“Umbrella Plant” is another name for Mayapple (Podophyllum peltatum) because it has large leaves that spread widely from the center, overlapping neighboring leaves to form a canopy. Hidden underneath are small white flowers – early insects visiting the flower for nectar also carry pollen from the yellow stamens or neighboring flowers. The fleshy, egg-shaped fruit replaces the flowers in mid-summer, carrying seeds that will distribute the plant in surrounding areas.
Mayapples are easy to grow in good garden soil in shade and in sun with rich, organic soil and a little moisture. Creeping slowly by rhizomes, these plants can be a superb groundcover, covering problem areas of bare earth, and on slopes where erosion is a problem. Sometimes after periods of rainfall in midsummer, the Mayapple leaf becomes spotted with orange-yellow spots, from a fungus. There is no treatment and the plants quickly recover.

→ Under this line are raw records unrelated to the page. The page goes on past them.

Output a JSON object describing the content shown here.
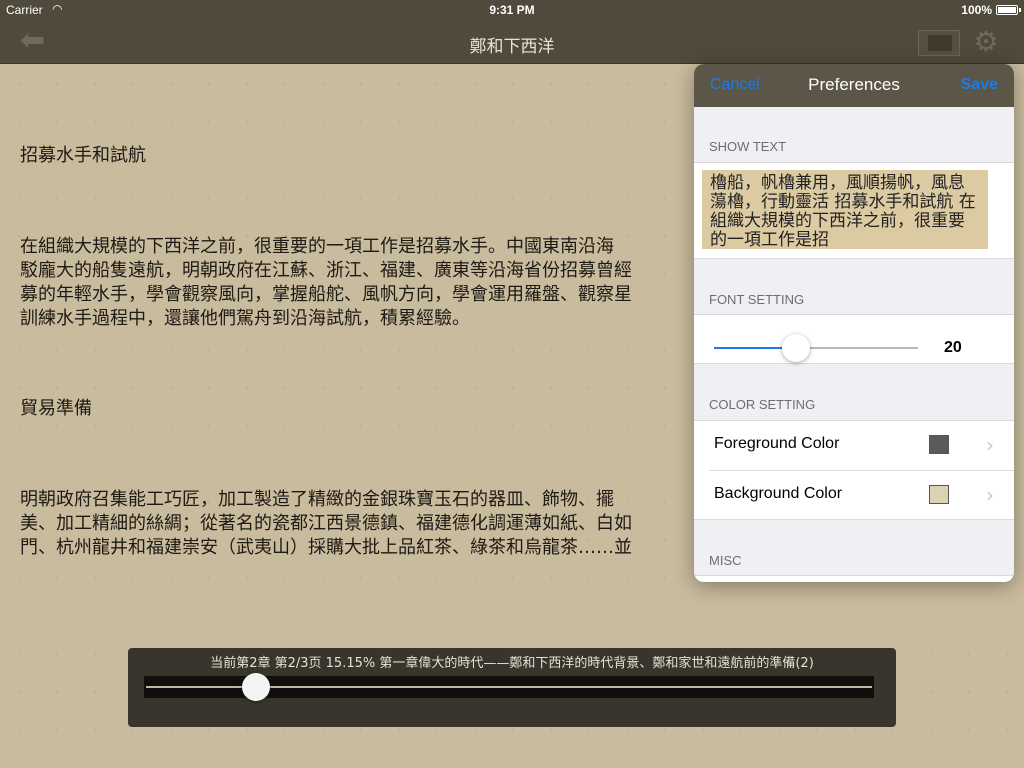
{
  "status_bar": {
    "carrier": "Carrier",
    "time": "9:31 PM",
    "battery": "100%"
  },
  "navbar": {
    "title": "鄭和下西洋"
  },
  "content": {
    "paragraphs": [
      "招募水手和試航",
      "在組織大規模的下西洋之前，很重要的一項工作是招募水手。中國東南沿海",
      "駁龐大的船隻遠航，明朝政府在江蘇、浙江、福建、廣東等沿海省份招募曾經",
      "募的年輕水手，學會觀察風向，掌握船舵、風帆方向，學會運用羅盤、觀察星",
      "訓練水手過程中，還讓他們駕舟到沿海試航，積累經驗。",
      "貿易準備",
      "明朝政府召集能工巧匠，加工製造了精緻的金銀珠寶玉石的器皿、飾物、擺",
      "美、加工精細的絲綢；從著名的瓷都江西景德鎮、福建德化調運薄如紙、白如",
      "門、杭州龍井和福建崇安（武夷山）採購大批上品紅茶、綠茶和烏龍茶……並"
    ]
  },
  "progress": {
    "label": "当前第2章 第2/3页 15.15% 第一章偉大的時代——鄭和下西洋的時代背景、鄭和家世和遠航前的準備(2)",
    "value": 0.1515
  },
  "preferences": {
    "title": "Preferences",
    "cancel_label": "Cancel",
    "save_label": "Save",
    "show_text_header": "SHOW TEXT",
    "preview_text": "櫓船，帆櫓兼用，風順揚帆，風息蕩櫓，行動靈活 招募水手和試航 在組織大規模的下西洋之前，很重要的一項工作是招",
    "font_setting_header": "FONT SETTING",
    "font_size": "20",
    "font_slider_value": 0.4,
    "color_setting_header": "COLOR SETTING",
    "foreground_label": "Foreground Color",
    "foreground_color": "#5a5a5a",
    "background_label": "Background Color",
    "background_color": "#ddd1b4",
    "misc_header": "MISC"
  }
}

By mid-summer a fleshy, yellowish egg-shaped fruit about two inches long appears, again hidden by the leaves. The fruit is edible when ripe, but all other parts of the plant are toxic. Native Americans and early settlers were well acquainted with the medicinal qualities of the root that is highly cathartic, and used the plant to treat various illnesses. Researchers have identified a chemical in the roots that affect cell division; derivatives have been used in chemotherapy against several cancer types.

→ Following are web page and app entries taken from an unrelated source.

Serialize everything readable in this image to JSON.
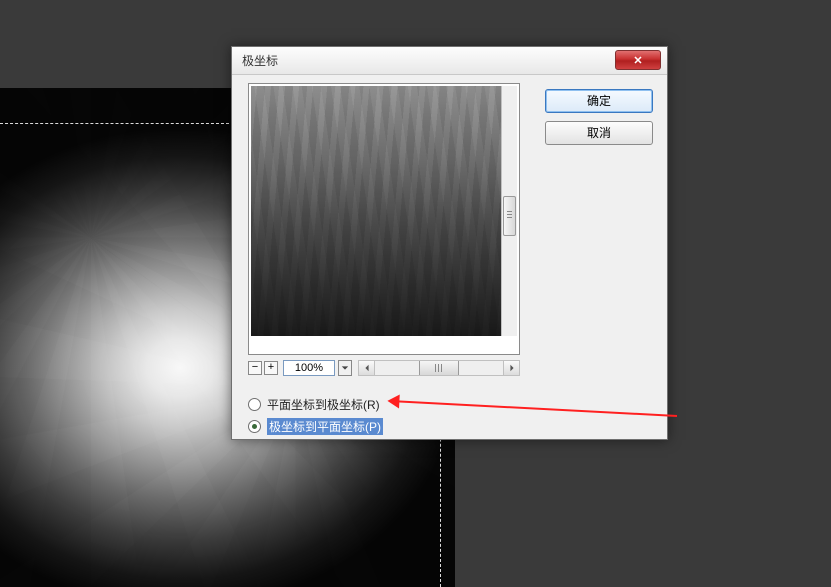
{
  "dialog": {
    "title": "极坐标",
    "close_glyph": "✕",
    "ok_label": "确定",
    "cancel_label": "取消"
  },
  "zoom": {
    "minus": "−",
    "plus": "+",
    "value": "100%"
  },
  "options": {
    "rect_to_polar": "平面坐标到极坐标(R)",
    "polar_to_rect": "极坐标到平面坐标(P)",
    "selected": "polar_to_rect"
  }
}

Long grown by southeast gardeners, this perennial has a long history, going back to Linnaeus (Swedish botanist responsible for our two-name system) who named it. Supposedly he saw resemblance between the leaf and a duck’s foot and so called it “foot-leaf”, podo being Greek for “foot” and phylum meaning ”leaf”.
By Helen Hamilton, past-president of the John Clayton Chapter, VNPS

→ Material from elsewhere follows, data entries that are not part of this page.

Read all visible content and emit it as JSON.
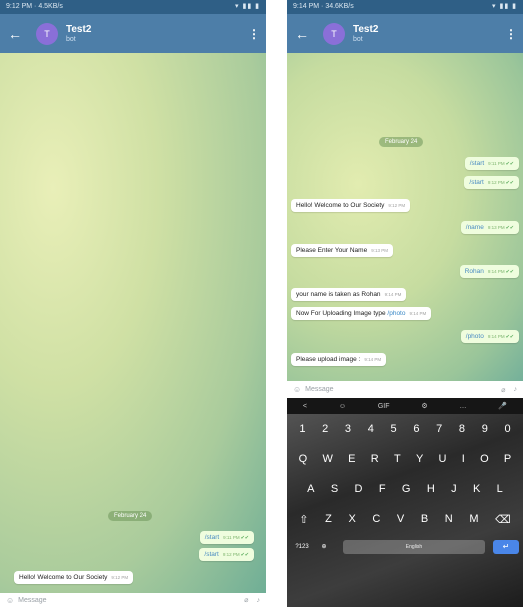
{
  "left": {
    "status_time": "9:12 PM",
    "status_speed": "4.5KB/s",
    "header": {
      "avatar_letter": "T",
      "name": "Test2",
      "subtitle": "bot"
    },
    "date_pill": "February 24",
    "messages": [
      {
        "text": "/start",
        "time": "9:11 PM"
      },
      {
        "text": "/start",
        "time": "9:12 PM"
      },
      {
        "text": "Hello! Welcome to Our Society",
        "time": "9:12 PM"
      }
    ],
    "input_placeholder": "Message"
  },
  "right": {
    "status_time": "9:14 PM",
    "status_speed": "34.6KB/s",
    "header": {
      "avatar_letter": "T",
      "name": "Test2",
      "subtitle": "bot"
    },
    "date_pill": "February 24",
    "messages": [
      {
        "text": "/start",
        "time": "9:11 PM"
      },
      {
        "text": "/start",
        "time": "9:12 PM"
      },
      {
        "text": "Hello! Welcome to Our Society",
        "time": "9:12 PM"
      },
      {
        "text": "/name",
        "time": "9:13 PM"
      },
      {
        "text": "Please Enter Your Name",
        "time": "9:13 PM"
      },
      {
        "text": "Rohan",
        "time": "9:14 PM"
      },
      {
        "text": "your name is taken as Rohan",
        "time": "9:14 PM"
      },
      {
        "prefix": "Now For Uploading Image type ",
        "command": "/photo",
        "time": "9:14 PM"
      },
      {
        "text": "/photo",
        "time": "9:14 PM"
      },
      {
        "text": "Please upload image :",
        "time": "9:14 PM"
      }
    ],
    "input_placeholder": "Message",
    "keyboard": {
      "toolbar": [
        "<",
        "☺",
        "GIF",
        "⚙",
        "…",
        "🎤"
      ],
      "numbers": [
        "1",
        "2",
        "3",
        "4",
        "5",
        "6",
        "7",
        "8",
        "9",
        "0"
      ],
      "row1": [
        "Q",
        "W",
        "E",
        "R",
        "T",
        "Y",
        "U",
        "I",
        "O",
        "P"
      ],
      "row2": [
        "A",
        "S",
        "D",
        "F",
        "G",
        "H",
        "J",
        "K",
        "L"
      ],
      "row3": [
        "⇧",
        "Z",
        "X",
        "C",
        "V",
        "B",
        "N",
        "M",
        "⌫"
      ],
      "symbols_key": "?123",
      "space_label": "English",
      "enter_symbol": "↵"
    }
  }
}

Photo: Mayapple (Podophyllum peltatum) taken by Helen Hamilton